Please copy every line with the string "desc" from the entries below.

(Page and application data records)
□ □ □
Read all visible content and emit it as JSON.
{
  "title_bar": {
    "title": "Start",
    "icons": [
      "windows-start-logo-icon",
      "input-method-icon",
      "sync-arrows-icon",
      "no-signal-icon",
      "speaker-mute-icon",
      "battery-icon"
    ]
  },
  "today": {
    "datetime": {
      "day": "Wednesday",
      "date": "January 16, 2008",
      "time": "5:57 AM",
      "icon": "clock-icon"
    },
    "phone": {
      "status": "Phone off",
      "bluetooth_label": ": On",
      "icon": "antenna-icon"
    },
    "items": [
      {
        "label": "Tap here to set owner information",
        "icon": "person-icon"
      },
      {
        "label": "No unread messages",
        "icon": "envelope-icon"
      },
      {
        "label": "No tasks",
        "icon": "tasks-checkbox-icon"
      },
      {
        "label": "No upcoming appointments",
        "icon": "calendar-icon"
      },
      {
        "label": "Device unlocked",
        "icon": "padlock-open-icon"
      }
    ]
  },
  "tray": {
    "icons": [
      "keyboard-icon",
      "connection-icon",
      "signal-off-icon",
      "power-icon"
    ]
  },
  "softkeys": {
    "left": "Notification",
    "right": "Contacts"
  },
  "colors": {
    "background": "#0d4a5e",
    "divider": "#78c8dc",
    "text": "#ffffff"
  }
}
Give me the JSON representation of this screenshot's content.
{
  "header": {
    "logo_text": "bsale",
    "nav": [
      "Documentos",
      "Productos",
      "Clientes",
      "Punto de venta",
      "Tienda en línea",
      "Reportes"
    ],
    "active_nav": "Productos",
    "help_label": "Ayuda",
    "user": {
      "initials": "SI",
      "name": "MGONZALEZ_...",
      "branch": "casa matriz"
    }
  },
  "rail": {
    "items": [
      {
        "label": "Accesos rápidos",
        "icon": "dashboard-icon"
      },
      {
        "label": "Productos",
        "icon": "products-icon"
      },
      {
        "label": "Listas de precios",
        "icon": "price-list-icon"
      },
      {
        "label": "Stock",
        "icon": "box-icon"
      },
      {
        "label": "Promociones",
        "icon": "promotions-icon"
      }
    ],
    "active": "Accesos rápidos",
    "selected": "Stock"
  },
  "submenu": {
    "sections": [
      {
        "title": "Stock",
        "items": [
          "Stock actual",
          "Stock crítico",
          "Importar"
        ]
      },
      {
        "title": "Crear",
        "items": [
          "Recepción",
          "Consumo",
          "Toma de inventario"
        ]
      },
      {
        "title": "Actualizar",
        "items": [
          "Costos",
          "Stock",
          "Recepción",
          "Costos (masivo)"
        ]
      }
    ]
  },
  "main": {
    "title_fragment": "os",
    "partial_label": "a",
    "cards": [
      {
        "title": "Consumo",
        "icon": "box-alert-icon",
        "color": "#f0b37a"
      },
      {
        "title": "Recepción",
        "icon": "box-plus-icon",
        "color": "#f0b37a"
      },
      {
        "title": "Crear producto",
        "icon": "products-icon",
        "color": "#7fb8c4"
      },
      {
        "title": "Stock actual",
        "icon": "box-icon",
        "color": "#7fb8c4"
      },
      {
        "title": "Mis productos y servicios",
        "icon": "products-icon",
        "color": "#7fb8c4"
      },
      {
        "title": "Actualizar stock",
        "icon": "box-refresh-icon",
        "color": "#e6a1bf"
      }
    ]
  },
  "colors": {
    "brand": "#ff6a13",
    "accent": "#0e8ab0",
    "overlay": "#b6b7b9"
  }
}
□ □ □
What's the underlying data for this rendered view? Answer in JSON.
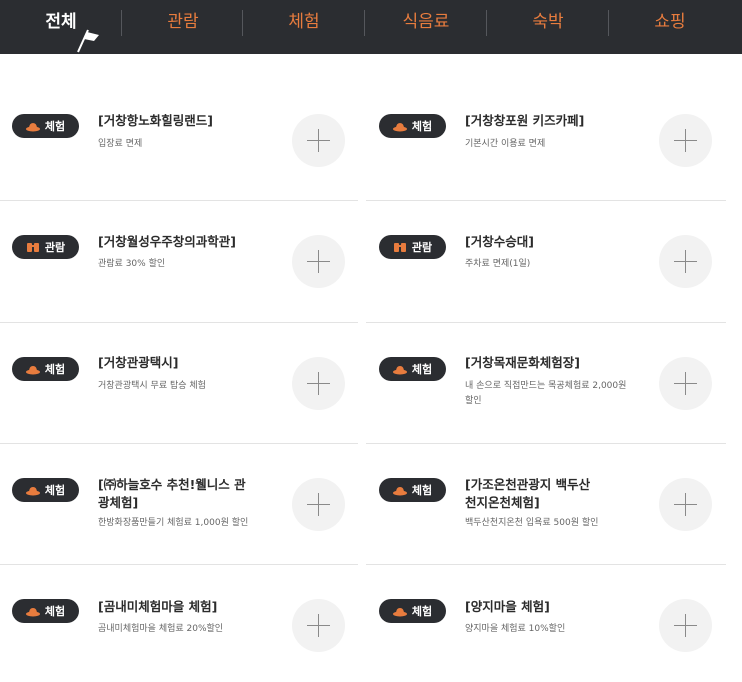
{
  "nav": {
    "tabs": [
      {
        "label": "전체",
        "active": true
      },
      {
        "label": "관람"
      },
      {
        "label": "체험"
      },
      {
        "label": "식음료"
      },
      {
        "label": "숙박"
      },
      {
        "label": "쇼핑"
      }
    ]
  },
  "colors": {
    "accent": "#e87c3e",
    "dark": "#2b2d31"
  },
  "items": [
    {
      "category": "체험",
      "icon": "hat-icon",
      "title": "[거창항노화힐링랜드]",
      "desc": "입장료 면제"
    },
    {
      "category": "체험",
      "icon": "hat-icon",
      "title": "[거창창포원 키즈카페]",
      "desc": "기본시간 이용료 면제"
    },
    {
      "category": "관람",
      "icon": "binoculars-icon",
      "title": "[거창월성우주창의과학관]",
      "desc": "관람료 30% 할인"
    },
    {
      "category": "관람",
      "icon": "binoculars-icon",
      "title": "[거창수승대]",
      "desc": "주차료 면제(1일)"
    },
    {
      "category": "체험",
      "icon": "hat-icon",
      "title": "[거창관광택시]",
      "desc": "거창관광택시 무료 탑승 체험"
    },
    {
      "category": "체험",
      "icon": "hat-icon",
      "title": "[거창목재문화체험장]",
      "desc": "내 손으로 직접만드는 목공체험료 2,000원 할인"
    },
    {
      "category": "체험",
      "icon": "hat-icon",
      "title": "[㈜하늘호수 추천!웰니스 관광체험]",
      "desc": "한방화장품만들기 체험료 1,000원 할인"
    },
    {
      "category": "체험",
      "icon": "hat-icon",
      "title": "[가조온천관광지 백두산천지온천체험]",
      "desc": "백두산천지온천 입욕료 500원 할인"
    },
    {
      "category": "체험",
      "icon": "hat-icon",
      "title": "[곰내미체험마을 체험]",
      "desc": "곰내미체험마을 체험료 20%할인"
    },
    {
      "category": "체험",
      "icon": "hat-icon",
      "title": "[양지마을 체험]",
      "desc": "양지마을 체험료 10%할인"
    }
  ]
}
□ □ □
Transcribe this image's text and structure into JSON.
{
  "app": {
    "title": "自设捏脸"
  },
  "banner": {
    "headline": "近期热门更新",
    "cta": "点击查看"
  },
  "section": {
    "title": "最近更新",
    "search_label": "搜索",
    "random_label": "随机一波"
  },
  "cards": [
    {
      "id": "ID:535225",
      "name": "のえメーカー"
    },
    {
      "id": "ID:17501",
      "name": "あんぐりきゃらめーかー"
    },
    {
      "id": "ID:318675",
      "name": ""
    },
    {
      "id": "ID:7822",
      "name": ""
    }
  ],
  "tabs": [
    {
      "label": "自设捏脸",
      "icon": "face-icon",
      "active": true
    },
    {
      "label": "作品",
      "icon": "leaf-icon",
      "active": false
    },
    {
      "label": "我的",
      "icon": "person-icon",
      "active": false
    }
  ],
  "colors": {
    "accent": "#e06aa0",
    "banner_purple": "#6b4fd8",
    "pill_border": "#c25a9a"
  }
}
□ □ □
**Result of the task:**
      "desc": "입장료 면제"
      "desc": "기본시간 이용료 면제"
      "desc": "관람료 30% 할인"
      "desc": "주차료 면제(1일)"
      "desc": "거창관광택시 무료 탑승 체험"
      "desc": "내 손으로 직접만드는 목공체험료 2,000원 할인"
      "desc": "한방화장품만들기 체험료 1,000원 할인"
      "desc": "백두산천지온천 입욕료 500원 할인"
      "desc": "곰내미체험마을 체험료 20%할인"
      "desc": "양지마을 체험료 10%할인"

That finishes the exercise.